* **Aim of the exercise**
Supply the number of lines below containing "title", nothing else.

• • •

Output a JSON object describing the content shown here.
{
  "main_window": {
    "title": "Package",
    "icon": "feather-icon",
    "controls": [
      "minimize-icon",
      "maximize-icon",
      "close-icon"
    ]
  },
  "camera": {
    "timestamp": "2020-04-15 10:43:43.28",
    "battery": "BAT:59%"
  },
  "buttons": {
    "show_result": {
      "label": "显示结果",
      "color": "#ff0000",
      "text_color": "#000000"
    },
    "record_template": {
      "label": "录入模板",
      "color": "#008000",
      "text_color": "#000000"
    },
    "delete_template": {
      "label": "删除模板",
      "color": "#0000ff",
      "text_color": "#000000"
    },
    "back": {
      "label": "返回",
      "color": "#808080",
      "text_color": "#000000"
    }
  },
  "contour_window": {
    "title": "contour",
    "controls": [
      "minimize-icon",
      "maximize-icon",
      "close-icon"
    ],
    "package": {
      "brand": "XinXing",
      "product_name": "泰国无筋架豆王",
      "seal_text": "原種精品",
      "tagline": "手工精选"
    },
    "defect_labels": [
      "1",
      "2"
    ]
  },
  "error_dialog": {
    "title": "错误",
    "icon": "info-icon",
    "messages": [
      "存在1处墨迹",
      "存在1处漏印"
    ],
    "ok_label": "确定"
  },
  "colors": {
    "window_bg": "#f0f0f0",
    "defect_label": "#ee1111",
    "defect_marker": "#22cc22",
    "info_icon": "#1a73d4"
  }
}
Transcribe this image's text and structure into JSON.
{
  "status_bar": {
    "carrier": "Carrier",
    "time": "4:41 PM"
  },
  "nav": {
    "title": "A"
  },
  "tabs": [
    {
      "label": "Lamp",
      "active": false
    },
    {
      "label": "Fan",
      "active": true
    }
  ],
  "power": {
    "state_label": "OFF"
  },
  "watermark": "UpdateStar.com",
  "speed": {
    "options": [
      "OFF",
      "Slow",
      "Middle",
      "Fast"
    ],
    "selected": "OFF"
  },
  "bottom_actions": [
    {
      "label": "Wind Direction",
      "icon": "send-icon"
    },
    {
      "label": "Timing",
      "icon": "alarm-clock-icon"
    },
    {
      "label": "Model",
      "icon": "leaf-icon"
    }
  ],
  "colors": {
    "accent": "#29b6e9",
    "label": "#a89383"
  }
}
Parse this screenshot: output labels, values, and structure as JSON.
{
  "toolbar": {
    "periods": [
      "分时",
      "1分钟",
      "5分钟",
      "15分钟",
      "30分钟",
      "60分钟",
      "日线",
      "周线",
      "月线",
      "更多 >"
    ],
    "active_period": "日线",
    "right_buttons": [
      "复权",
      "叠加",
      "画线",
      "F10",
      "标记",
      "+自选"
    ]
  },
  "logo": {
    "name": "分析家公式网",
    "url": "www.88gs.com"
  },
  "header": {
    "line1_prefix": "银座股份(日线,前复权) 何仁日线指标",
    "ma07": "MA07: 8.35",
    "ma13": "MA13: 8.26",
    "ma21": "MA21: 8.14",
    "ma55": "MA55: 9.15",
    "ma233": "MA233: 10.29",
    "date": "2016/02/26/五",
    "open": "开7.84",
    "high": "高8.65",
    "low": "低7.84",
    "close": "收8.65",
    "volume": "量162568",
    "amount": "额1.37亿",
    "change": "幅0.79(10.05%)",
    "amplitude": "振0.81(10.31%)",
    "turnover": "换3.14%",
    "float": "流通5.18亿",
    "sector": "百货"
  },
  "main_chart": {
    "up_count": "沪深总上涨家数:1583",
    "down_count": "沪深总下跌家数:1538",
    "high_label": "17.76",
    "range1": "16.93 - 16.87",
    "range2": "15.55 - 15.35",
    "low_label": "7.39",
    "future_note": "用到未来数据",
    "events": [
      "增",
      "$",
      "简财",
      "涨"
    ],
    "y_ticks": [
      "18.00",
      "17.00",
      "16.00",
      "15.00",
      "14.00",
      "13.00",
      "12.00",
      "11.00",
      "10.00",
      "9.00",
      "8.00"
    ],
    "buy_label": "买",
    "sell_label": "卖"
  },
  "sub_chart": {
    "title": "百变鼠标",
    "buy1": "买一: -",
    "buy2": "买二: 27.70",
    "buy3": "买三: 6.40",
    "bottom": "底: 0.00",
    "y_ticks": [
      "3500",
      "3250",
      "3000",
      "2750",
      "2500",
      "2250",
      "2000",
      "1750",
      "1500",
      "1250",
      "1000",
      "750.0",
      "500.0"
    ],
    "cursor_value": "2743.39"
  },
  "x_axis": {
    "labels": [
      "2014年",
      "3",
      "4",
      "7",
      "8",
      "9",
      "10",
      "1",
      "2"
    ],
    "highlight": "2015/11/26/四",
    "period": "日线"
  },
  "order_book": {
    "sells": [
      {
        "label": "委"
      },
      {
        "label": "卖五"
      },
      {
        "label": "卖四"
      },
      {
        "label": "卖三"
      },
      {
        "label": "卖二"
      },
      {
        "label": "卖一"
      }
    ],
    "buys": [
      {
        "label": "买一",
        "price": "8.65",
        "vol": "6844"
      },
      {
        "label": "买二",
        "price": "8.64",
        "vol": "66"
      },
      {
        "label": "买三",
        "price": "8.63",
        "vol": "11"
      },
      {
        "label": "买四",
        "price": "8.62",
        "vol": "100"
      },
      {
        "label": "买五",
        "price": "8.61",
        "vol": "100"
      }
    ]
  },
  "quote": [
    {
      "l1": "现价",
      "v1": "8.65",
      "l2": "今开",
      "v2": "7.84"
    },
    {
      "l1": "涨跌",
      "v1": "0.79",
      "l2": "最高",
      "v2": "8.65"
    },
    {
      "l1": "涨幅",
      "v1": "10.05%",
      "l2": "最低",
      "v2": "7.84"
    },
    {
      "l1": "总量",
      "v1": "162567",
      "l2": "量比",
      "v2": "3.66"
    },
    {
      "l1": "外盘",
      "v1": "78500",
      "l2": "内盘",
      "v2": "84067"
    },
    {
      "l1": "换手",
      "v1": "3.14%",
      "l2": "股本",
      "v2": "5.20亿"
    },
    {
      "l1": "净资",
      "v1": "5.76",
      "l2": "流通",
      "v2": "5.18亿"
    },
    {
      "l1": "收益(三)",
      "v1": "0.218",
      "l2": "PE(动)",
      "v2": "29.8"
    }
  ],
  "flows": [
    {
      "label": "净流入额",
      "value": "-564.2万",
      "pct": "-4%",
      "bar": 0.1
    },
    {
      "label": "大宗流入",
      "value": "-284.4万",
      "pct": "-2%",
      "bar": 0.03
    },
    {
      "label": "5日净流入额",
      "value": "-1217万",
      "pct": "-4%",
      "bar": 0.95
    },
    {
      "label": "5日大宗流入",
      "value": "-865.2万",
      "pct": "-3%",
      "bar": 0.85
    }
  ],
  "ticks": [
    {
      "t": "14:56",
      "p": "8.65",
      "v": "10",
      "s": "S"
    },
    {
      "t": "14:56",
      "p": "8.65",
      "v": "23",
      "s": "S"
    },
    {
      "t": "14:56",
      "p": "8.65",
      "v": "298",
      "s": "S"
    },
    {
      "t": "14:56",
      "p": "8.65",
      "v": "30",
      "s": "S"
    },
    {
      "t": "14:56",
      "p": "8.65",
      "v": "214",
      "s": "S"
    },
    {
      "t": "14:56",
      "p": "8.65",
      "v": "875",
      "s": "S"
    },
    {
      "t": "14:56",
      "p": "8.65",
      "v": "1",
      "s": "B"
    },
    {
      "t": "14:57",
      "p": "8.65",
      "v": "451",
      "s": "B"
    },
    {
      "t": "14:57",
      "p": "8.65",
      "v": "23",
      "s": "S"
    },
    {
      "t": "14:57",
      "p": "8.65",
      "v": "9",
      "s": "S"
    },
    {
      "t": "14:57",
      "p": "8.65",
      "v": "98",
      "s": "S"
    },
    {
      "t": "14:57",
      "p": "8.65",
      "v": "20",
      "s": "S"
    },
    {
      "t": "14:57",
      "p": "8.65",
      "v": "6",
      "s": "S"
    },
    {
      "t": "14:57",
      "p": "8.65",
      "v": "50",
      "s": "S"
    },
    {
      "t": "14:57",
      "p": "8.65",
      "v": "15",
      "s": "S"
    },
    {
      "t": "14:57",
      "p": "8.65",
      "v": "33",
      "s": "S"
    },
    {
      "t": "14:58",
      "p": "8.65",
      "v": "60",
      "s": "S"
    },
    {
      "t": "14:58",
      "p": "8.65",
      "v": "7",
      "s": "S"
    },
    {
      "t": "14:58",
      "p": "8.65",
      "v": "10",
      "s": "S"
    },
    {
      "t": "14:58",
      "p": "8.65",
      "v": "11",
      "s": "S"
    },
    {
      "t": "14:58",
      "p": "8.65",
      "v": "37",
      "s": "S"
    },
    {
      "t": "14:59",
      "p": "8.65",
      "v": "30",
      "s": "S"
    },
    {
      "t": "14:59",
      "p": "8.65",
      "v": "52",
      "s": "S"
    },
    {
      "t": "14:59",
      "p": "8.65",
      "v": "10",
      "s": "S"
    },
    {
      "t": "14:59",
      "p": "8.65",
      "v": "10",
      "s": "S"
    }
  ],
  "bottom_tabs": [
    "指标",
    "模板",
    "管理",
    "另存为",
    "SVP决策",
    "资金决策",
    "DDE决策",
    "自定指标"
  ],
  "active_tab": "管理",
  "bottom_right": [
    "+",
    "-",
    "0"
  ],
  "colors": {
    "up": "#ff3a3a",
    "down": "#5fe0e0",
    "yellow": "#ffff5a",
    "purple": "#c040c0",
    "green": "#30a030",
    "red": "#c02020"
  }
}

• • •

* **Answer below**
5